START Material shown

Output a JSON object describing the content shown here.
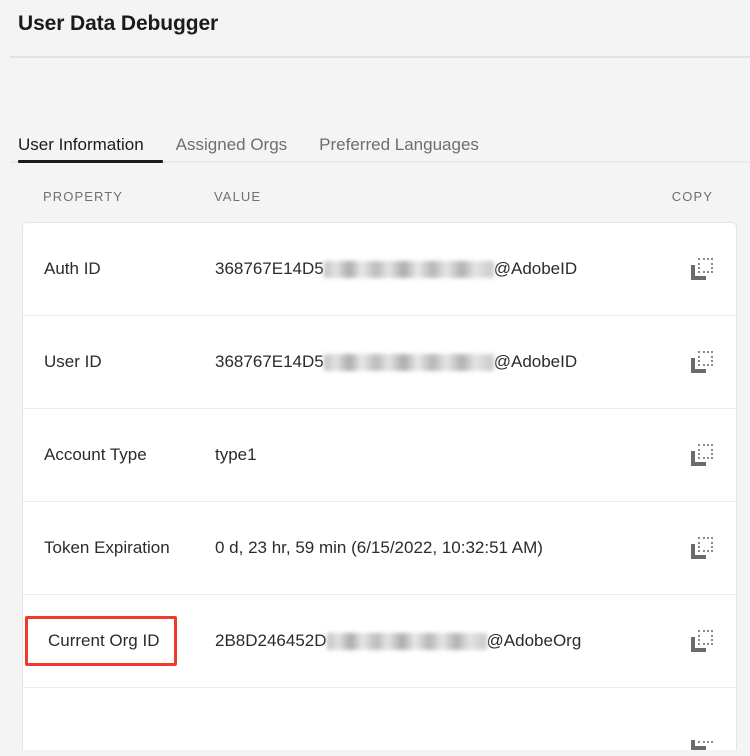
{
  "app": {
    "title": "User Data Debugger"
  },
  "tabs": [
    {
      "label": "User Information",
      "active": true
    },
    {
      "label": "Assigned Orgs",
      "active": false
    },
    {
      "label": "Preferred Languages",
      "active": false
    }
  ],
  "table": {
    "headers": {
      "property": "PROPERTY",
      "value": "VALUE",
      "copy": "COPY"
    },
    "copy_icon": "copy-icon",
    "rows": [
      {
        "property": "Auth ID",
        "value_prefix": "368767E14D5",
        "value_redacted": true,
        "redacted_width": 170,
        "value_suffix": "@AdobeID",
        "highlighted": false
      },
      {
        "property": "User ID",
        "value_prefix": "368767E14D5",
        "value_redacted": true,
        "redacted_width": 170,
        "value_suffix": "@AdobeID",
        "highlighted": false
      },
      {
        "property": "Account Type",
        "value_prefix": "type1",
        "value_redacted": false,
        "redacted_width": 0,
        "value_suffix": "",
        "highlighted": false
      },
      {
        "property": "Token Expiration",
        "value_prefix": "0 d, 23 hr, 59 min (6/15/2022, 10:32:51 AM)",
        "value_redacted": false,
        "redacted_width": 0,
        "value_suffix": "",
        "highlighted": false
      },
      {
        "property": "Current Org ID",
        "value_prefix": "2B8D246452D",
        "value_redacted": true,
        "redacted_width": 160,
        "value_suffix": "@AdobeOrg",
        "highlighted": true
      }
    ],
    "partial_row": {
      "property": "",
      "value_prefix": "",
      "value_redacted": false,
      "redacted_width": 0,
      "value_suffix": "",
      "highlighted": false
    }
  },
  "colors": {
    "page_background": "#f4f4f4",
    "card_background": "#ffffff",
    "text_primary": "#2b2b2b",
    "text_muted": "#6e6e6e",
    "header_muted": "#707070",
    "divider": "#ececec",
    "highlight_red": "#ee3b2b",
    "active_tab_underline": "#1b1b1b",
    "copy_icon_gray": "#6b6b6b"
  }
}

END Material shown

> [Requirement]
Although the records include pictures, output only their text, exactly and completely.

> [Answer for this exercise]
Output a JSON object describing the content shown here.
{
  "app": {
    "title": "User Data Debugger"
  },
  "tabs": [
    {
      "label": "User Information",
      "active": true
    },
    {
      "label": "Assigned Orgs",
      "active": false
    },
    {
      "label": "Preferred Languages",
      "active": false
    }
  ],
  "table": {
    "headers": {
      "property": "PROPERTY",
      "value": "VALUE",
      "copy": "COPY"
    },
    "copy_icon": "copy-icon",
    "rows": [
      {
        "property": "Auth ID",
        "value_prefix": "368767E14D5",
        "value_redacted": true,
        "redacted_width": 170,
        "value_suffix": "@AdobeID",
        "highlighted": false
      },
      {
        "property": "User ID",
        "value_prefix": "368767E14D5",
        "value_redacted": true,
        "redacted_width": 170,
        "value_suffix": "@AdobeID",
        "highlighted": false
      },
      {
        "property": "Account Type",
        "value_prefix": "type1",
        "value_redacted": false,
        "redacted_width": 0,
        "value_suffix": "",
        "highlighted": false
      },
      {
        "property": "Token Expiration",
        "value_prefix": "0 d, 23 hr, 59 min (6/15/2022, 10:32:51 AM)",
        "value_redacted": false,
        "redacted_width": 0,
        "value_suffix": "",
        "highlighted": false
      },
      {
        "property": "Current Org ID",
        "value_prefix": "2B8D246452D",
        "value_redacted": true,
        "redacted_width": 160,
        "value_suffix": "@AdobeOrg",
        "highlighted": true
      }
    ],
    "partial_row": {
      "property": "",
      "value_prefix": "",
      "value_redacted": false,
      "redacted_width": 0,
      "value_suffix": "",
      "highlighted": false
    }
  },
  "colors": {
    "page_background": "#f4f4f4",
    "card_background": "#ffffff",
    "text_primary": "#2b2b2b",
    "text_muted": "#6e6e6e",
    "header_muted": "#707070",
    "divider": "#ececec",
    "highlight_red": "#ee3b2b",
    "active_tab_underline": "#1b1b1b",
    "copy_icon_gray": "#6b6b6b"
  }
}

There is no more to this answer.